WORK INSTRUCTION: Filter the data for lines with the word "JSON" and copy those lines.

RECORDS FOR THIS TASK:
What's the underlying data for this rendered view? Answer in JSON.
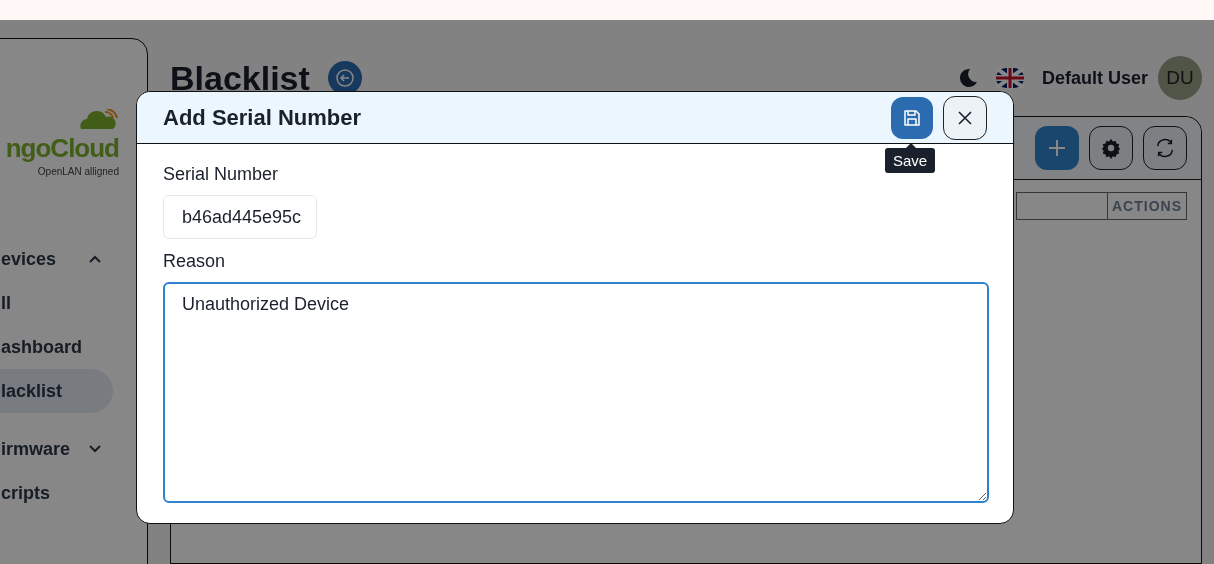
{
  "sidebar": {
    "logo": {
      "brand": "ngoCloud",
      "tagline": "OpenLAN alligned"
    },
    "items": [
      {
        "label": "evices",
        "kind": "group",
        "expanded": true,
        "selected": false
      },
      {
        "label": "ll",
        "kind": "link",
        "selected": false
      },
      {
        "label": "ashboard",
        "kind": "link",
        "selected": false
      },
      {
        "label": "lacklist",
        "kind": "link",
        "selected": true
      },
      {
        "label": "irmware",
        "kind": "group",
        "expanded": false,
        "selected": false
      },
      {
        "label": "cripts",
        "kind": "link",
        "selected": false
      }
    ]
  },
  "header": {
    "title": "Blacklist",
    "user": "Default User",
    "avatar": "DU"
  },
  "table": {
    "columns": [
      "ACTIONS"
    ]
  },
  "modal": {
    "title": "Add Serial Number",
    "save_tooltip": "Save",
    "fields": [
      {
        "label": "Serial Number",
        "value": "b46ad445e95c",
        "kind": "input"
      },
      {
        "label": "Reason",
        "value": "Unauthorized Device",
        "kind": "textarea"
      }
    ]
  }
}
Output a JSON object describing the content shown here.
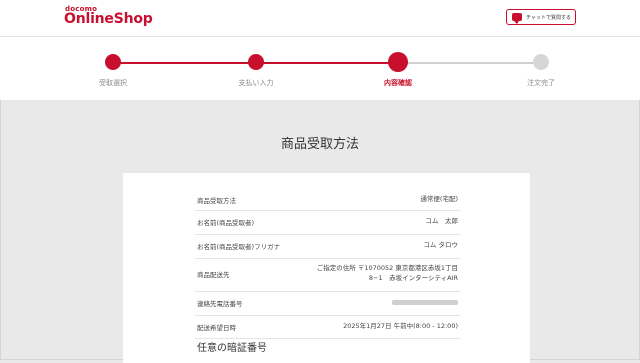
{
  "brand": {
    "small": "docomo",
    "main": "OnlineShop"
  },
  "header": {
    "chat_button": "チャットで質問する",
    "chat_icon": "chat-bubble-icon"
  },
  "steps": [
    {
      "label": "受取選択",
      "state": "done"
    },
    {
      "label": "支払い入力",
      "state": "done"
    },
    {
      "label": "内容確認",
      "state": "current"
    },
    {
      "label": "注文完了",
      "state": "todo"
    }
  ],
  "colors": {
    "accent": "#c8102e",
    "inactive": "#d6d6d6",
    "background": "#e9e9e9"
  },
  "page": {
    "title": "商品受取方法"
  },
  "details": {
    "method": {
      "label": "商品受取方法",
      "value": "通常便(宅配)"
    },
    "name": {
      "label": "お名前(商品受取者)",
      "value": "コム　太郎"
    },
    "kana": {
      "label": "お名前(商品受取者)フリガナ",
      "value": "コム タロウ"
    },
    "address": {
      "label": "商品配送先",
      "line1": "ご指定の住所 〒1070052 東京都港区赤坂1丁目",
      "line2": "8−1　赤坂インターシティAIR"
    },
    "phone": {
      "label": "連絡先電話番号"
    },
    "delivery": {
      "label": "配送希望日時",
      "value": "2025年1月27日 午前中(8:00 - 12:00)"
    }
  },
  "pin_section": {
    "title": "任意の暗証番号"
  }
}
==
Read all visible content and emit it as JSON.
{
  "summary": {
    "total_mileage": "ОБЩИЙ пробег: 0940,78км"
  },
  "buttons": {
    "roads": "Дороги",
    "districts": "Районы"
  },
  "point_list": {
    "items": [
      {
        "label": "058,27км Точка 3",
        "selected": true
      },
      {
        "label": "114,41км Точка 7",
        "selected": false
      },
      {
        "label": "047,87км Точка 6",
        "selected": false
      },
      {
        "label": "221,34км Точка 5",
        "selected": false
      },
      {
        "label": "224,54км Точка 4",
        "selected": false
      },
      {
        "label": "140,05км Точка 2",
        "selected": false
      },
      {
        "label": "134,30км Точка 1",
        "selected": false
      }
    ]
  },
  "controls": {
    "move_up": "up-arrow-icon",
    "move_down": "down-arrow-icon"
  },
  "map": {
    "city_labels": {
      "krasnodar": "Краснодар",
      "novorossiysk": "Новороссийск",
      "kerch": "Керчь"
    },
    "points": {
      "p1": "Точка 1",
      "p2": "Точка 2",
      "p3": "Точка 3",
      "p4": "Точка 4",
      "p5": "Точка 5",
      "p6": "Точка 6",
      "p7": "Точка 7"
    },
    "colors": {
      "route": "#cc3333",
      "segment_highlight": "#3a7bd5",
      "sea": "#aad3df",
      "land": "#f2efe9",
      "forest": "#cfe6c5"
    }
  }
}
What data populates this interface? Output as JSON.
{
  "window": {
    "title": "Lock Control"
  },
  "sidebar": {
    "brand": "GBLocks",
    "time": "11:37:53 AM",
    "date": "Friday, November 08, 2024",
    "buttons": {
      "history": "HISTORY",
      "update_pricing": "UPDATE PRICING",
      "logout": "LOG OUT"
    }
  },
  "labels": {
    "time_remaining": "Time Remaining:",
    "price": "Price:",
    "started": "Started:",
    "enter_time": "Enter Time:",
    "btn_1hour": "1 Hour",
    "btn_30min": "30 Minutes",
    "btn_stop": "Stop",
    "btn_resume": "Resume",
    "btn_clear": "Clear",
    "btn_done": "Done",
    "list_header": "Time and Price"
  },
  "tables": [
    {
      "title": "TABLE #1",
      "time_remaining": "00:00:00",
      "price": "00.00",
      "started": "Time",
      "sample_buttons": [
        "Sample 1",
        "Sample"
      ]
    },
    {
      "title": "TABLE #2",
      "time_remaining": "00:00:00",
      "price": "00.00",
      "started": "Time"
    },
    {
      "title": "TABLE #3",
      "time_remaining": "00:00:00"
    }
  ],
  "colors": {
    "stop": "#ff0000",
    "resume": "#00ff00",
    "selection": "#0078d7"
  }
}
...
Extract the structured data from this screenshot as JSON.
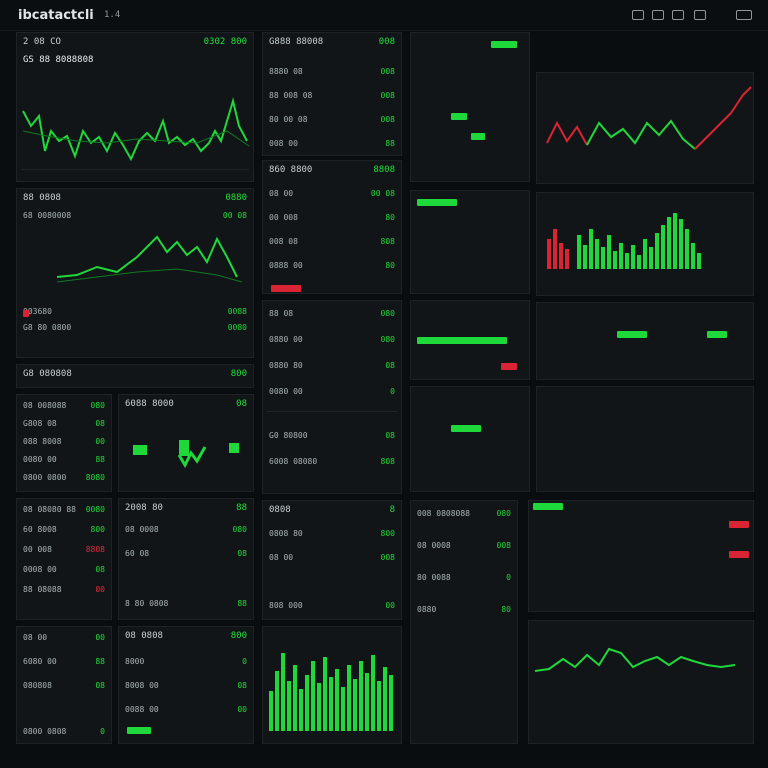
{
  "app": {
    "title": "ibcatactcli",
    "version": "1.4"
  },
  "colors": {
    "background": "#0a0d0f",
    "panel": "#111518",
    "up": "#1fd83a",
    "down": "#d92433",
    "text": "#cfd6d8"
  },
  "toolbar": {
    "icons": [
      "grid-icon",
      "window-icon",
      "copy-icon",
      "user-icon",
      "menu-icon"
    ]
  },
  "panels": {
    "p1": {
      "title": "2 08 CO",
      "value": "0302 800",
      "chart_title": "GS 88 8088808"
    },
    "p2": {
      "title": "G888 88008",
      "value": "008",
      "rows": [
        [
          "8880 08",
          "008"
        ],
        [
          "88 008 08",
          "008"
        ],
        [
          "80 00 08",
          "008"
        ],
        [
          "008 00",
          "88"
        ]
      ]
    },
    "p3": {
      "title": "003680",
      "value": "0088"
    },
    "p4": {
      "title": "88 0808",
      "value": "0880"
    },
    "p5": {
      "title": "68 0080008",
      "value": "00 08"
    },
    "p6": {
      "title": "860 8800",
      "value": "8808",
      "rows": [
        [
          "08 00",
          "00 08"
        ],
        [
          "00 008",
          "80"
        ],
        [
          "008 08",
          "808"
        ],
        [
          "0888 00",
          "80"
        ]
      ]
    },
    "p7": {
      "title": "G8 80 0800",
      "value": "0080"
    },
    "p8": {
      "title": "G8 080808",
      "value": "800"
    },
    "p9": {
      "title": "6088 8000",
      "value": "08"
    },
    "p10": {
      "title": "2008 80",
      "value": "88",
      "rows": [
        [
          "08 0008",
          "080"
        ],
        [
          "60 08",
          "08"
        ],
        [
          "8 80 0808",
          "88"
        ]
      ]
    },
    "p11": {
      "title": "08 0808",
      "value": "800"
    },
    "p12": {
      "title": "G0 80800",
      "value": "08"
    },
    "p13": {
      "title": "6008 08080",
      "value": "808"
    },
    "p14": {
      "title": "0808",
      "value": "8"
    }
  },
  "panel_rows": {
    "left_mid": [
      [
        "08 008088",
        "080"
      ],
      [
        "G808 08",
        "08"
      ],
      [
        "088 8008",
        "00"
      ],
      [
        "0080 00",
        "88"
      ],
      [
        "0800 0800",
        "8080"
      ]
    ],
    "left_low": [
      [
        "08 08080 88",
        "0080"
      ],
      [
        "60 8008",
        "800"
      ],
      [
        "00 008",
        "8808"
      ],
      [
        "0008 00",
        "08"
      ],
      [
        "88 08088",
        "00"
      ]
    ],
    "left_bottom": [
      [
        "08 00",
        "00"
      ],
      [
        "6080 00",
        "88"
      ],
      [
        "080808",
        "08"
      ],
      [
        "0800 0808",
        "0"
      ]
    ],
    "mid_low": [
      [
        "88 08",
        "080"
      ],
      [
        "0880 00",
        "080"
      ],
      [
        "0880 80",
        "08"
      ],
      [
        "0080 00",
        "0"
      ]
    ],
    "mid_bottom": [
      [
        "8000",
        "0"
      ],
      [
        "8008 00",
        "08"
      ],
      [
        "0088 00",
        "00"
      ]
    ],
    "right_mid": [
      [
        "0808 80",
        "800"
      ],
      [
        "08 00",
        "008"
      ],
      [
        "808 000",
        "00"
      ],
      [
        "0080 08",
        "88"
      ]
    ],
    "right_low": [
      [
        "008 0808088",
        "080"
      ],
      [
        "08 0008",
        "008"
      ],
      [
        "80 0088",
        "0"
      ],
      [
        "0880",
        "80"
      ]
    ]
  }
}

TASK ANSWER:
What's the underlying data for this rendered view? Answer in JSON.
Output a JSON object describing the content shown here.
Read all visible content and emit it as JSON.
What data populates this interface? Output as JSON.
Extract the structured data from this screenshot as JSON.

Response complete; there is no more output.